---- DATA FOR THIS EXERCISE
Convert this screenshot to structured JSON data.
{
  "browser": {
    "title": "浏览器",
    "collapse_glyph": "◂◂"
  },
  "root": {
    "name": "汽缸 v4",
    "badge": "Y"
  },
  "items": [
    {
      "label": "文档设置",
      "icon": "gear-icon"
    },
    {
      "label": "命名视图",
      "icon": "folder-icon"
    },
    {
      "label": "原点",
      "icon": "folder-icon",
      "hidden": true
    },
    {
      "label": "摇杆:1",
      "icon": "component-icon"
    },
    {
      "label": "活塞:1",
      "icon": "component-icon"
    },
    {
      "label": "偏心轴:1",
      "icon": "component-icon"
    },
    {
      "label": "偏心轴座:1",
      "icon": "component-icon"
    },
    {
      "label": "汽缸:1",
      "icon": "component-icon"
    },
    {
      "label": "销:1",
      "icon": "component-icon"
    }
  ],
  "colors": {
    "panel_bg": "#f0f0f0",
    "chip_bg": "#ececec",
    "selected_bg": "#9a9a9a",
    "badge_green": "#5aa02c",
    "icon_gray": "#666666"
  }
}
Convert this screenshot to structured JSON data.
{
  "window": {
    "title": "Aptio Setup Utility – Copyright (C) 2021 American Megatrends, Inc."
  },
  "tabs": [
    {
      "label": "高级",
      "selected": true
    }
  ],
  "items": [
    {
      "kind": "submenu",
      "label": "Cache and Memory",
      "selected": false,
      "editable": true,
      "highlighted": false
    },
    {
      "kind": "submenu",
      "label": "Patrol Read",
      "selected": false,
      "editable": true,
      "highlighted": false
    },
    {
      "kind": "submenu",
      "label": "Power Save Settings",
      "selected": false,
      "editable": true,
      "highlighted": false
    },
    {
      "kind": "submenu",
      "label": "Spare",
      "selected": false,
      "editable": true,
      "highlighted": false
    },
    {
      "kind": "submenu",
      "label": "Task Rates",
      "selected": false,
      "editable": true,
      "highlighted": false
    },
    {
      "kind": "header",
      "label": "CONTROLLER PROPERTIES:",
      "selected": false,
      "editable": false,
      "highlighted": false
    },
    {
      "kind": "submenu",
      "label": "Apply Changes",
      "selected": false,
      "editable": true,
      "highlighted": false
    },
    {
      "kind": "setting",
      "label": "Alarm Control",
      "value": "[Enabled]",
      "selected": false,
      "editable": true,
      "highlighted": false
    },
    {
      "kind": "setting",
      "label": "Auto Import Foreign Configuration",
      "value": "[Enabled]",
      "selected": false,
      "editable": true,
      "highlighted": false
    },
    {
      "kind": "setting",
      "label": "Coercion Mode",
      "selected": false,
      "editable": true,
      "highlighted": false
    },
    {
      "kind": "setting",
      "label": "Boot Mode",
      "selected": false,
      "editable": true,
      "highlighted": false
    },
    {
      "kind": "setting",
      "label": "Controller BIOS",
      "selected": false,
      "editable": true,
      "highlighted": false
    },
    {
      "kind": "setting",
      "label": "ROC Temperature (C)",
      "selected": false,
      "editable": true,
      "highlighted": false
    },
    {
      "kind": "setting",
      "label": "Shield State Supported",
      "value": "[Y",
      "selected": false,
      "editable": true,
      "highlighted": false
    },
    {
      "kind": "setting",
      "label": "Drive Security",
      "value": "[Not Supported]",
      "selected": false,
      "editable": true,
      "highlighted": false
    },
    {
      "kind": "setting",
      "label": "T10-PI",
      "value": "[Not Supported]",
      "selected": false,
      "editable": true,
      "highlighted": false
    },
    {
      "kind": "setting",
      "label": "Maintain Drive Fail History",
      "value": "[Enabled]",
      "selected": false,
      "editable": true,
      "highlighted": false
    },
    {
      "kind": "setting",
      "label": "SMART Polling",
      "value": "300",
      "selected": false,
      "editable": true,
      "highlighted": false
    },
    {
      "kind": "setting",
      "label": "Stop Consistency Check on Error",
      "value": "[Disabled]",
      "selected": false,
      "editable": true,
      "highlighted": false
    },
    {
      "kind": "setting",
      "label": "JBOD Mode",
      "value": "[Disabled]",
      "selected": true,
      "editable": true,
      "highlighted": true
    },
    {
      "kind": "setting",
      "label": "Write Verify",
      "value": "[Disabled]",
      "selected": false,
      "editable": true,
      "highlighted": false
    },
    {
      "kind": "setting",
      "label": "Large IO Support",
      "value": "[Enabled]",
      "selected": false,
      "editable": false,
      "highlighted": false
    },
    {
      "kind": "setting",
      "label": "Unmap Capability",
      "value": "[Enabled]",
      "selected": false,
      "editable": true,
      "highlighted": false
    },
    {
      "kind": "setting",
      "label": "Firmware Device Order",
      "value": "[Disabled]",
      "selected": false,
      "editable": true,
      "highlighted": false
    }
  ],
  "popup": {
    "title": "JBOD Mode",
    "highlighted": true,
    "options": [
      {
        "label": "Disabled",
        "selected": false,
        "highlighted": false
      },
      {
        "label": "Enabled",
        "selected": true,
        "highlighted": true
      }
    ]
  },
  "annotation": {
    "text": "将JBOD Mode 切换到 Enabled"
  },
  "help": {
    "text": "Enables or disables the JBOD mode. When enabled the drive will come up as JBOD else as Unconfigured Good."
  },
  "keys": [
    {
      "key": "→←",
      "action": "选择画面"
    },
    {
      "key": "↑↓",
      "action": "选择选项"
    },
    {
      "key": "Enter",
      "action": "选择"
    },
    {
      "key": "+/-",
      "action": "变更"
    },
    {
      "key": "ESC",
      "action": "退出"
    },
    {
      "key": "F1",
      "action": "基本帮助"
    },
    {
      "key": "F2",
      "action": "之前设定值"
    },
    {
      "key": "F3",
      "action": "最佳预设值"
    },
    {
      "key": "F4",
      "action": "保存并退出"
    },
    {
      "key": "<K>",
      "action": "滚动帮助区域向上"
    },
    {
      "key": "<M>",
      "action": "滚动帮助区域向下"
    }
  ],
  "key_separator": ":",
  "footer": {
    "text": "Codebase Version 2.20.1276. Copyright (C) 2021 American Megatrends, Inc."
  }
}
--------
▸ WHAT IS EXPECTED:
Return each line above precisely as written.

▸ SOLUTION TO THE PROBLEM:
Convert this screenshot to structured JSON data.
{
  "browser": {
    "title": "浏览器",
    "collapse_glyph": "◂◂"
  },
  "root": {
    "name": "汽缸 v4",
    "badge": "Y"
  },
  "items": [
    {
      "label": "文档设置",
      "icon": "gear-icon"
    },
    {
      "label": "命名视图",
      "icon": "folder-icon"
    },
    {
      "label": "原点",
      "icon": "folder-icon",
      "hidden": true
    },
    {
      "label": "摇杆:1",
      "icon": "component-icon"
    },
    {
      "label": "活塞:1",
      "icon": "component-icon"
    },
    {
      "label": "偏心轴:1",
      "icon": "component-icon"
    },
    {
      "label": "偏心轴座:1",
      "icon": "component-icon"
    },
    {
      "label": "汽缸:1",
      "icon": "component-icon"
    },
    {
      "label": "销:1",
      "icon": "component-icon"
    }
  ],
  "colors": {
    "panel_bg": "#f0f0f0",
    "chip_bg": "#ececec",
    "selected_bg": "#9a9a9a",
    "badge_green": "#5aa02c",
    "icon_gray": "#666666"
  }
}
Convert this screenshot to structured JSON data.
{
  "window": {
    "title": "Aptio Setup Utility – Copyright (C) 2021 American Megatrends, Inc."
  },
  "tabs": [
    {
      "label": "高级",
      "selected": true
    }
  ],
  "items": [
    {
      "kind": "submenu",
      "label": "Cache and Memory",
      "selected": false,
      "editable": true,
      "highlighted": false
    },
    {
      "kind": "submenu",
      "label": "Patrol Read",
      "selected": false,
      "editable": true,
      "highlighted": false
    },
    {
      "kind": "submenu",
      "label": "Power Save Settings",
      "selected": false,
      "editable": true,
      "highlighted": false
    },
    {
      "kind": "submenu",
      "label": "Spare",
      "selected": false,
      "editable": true,
      "highlighted": false
    },
    {
      "kind": "submenu",
      "label": "Task Rates",
      "selected": false,
      "editable": true,
      "highlighted": false
    },
    {
      "kind": "header",
      "label": "CONTROLLER PROPERTIES:",
      "selected": false,
      "editable": false,
      "highlighted": false
    },
    {
      "kind": "submenu",
      "label": "Apply Changes",
      "selected": false,
      "editable": true,
      "highlighted": false
    },
    {
      "kind": "setting",
      "label": "Alarm Control",
      "value": "[Enabled]",
      "selected": false,
      "editable": true,
      "highlighted": false
    },
    {
      "kind": "setting",
      "label": "Auto Import Foreign Configuration",
      "value": "[Enabled]",
      "selected": false,
      "editable": true,
      "highlighted": false
    },
    {
      "kind": "setting",
      "label": "Coercion Mode",
      "selected": false,
      "editable": true,
      "highlighted": false
    },
    {
      "kind": "setting",
      "label": "Boot Mode",
      "selected": false,
      "editable": true,
      "highlighted": false
    },
    {
      "kind": "setting",
      "label": "Controller BIOS",
      "selected": false,
      "editable": true,
      "highlighted": false
    },
    {
      "kind": "setting",
      "label": "ROC Temperature (C)",
      "selected": false,
      "editable": true,
      "highlighted": false
    },
    {
      "kind": "setting",
      "label": "Shield State Supported",
      "value": "[Y",
      "selected": false,
      "editable": true,
      "highlighted": false
    },
    {
      "kind": "setting",
      "label": "Drive Security",
      "value": "[Not Supported]",
      "selected": false,
      "editable": true,
      "highlighted": false
    },
    {
      "kind": "setting",
      "label": "T10-PI",
      "value": "[Not Supported]",
      "selected": false,
      "editable": true,
      "highlighted": false
    },
    {
      "kind": "setting",
      "label": "Maintain Drive Fail History",
      "value": "[Enabled]",
      "selected": false,
      "editable": true,
      "highlighted": false
    },
    {
      "kind": "setting",
      "label": "SMART Polling",
      "value": "300",
      "selected": false,
      "editable": true,
      "highlighted": false
    },
    {
      "kind": "setting",
      "label": "Stop Consistency Check on Error",
      "value": "[Disabled]",
      "selected": false,
      "editable": true,
      "highlighted": false
    },
    {
      "kind": "setting",
      "label": "JBOD Mode",
      "value": "[Disabled]",
      "selected": true,
      "editable": true,
      "highlighted": true
    },
    {
      "kind": "setting",
      "label": "Write Verify",
      "value": "[Disabled]",
      "selected": false,
      "editable": true,
      "highlighted": false
    },
    {
      "kind": "setting",
      "label": "Large IO Support",
      "value": "[Enabled]",
      "selected": false,
      "editable": false,
      "highlighted": false
    },
    {
      "kind": "setting",
      "label": "Unmap Capability",
      "value": "[Enabled]",
      "selected": false,
      "editable": true,
      "highlighted": false
    },
    {
      "kind": "setting",
      "label": "Firmware Device Order",
      "value": "[Disabled]",
      "selected": false,
      "editable": true,
      "highlighted": false
    }
  ],
  "popup": {
    "title": "JBOD Mode",
    "highlighted": true,
    "options": [
      {
        "label": "Disabled",
        "selected": false,
        "highlighted": false
      },
      {
        "label": "Enabled",
        "selected": true,
        "highlighted": true
      }
    ]
  },
  "annotation": {
    "text": "将JBOD Mode 切换到 Enabled"
  },
  "help": {
    "text": "Enables or disables the JBOD mode. When enabled the drive will come up as JBOD else as Unconfigured Good."
  },
  "keys": [
    {
      "key": "→←",
      "action": "选择画面"
    },
    {
      "key": "↑↓",
      "action": "选择选项"
    },
    {
      "key": "Enter",
      "action": "选择"
    },
    {
      "key": "+/-",
      "action": "变更"
    },
    {
      "key": "ESC",
      "action": "退出"
    },
    {
      "key": "F1",
      "action": "基本帮助"
    },
    {
      "key": "F2",
      "action": "之前设定值"
    },
    {
      "key": "F3",
      "action": "最佳预设值"
    },
    {
      "key": "F4",
      "action": "保存并退出"
    },
    {
      "key": "<K>",
      "action": "滚动帮助区域向上"
    },
    {
      "key": "<M>",
      "action": "滚动帮助区域向下"
    }
  ],
  "key_separator": ":",
  "footer": {
    "text": "Codebase Version 2.20.1276. Copyright (C) 2021 American Megatrends, Inc."
  }
}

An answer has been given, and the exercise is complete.